The acai berry is extracted from the acai palm tree. It is a fruit, and has been a staple in the Native American diet for centuries. Today, the acai berry is well known as being a potent antioxidant and having numerous health benefits. The acai berry is comprised of a lot of valuable nutrients, including dietary fiber, amino acids, essential fatty acids and monounsaturated fats. They are also believed to be helpful in assisting weight weight loss.


The acai berry is approximately 1 inch in length. Its color varies between purplish and reddish. It resembles a grape. It is derived from the acai palm tree, the Euterpe oleracea. The palm tree grows in both South and Central America, particularly in the rainforests of northern Brazil. The acai berry is related to other fruits, such as the cranberry, the blueberry and various other dark, purplish berries.

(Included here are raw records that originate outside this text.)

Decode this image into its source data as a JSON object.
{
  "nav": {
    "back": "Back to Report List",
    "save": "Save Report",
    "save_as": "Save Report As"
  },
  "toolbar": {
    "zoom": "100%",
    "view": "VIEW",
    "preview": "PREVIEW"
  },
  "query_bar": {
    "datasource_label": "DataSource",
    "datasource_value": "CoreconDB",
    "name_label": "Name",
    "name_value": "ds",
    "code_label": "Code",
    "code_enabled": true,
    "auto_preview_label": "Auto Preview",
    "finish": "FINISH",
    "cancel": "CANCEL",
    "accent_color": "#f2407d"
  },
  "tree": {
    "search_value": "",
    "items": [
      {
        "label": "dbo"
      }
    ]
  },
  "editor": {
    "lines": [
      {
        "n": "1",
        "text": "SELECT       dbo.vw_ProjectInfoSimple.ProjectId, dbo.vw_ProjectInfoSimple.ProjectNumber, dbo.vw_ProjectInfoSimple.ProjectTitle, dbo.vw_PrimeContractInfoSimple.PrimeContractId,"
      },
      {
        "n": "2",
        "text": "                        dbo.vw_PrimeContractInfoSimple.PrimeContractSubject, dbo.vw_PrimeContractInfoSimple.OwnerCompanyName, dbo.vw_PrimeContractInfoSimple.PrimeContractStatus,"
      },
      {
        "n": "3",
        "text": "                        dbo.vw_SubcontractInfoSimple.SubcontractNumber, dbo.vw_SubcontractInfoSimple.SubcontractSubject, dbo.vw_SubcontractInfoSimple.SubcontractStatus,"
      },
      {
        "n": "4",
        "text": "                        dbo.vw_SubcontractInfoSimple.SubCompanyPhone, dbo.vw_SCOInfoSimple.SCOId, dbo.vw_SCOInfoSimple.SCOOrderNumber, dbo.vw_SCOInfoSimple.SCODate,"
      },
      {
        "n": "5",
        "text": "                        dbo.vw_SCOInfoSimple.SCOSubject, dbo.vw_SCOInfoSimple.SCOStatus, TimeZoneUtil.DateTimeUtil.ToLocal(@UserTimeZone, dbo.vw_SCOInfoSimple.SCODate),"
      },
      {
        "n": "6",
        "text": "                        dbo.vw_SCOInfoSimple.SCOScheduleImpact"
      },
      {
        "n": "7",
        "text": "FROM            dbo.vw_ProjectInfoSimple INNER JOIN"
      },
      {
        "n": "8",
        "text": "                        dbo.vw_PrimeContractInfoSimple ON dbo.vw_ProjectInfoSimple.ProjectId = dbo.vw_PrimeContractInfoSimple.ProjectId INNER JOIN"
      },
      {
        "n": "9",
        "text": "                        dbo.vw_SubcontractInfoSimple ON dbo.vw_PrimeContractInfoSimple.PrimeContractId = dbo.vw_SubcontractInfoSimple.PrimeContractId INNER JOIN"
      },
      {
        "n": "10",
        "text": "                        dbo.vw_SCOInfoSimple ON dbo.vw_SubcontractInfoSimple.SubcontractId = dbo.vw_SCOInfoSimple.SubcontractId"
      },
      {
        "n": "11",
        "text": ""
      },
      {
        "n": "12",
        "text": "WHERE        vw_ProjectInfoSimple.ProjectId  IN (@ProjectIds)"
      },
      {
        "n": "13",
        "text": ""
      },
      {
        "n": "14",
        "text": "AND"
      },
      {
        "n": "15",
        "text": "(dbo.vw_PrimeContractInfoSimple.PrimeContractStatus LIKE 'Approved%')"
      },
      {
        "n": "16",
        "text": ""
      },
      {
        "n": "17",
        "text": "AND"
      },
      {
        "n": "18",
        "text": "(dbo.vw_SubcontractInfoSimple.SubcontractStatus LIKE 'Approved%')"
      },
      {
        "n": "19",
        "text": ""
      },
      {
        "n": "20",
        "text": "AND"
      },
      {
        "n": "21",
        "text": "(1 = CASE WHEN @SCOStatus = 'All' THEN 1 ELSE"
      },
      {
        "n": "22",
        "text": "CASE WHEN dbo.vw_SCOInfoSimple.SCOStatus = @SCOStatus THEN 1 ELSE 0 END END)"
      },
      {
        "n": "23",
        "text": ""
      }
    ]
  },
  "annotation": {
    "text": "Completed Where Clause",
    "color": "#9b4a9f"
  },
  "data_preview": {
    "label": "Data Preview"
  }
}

Native Americans have been consuming the acai berry (and its juices) for hundreds of years due to its many perceived positive health benefits. Acai berries are thought to enhance both digestive and cardiovascular health, fight premature aging (such as the appearance of wrinkles and fine lines) due to its antioxidant properties, and help with healthy muscle regeneration and contraction.

Beauty Benefits

The acai berry has historically also had one major beauty benefit. Acai oil is believed to be a safe and effective alternative to other types of tropical oils that are commonly used in products such as lotions and moisturizers (for both the face and the body). Acai oil provides antioxidants to the skin.


In the Amazon area of Brazil, the acai berry is commonly harvested as a food, particularly with the traditional Caboclo peoples. For centuries in that region, the acai berry has been a vital staple of the diet.

Different Uses

The acai berry also has had several other uses throughout history. Its leaves can be used to make brooms, baskets, mats, and roof thatch for houses. Acai seeds are also often ground and used as livestock food. The seeds contain saturated and polyunsaturated fatty acids.

Keywords: acai berry history, acai oil, acai palm, Euterpe oleracea

About this Author

Isabel Prontes is a freelance writer/traveler residing in Manhattan, NY. She has a bachelor's degree from Pace University in New York City, and a professional background in public relations. She has traveled to 5 continents and counting. Her writing has been published on a number of websites, such as,, and Happy Living Magazine.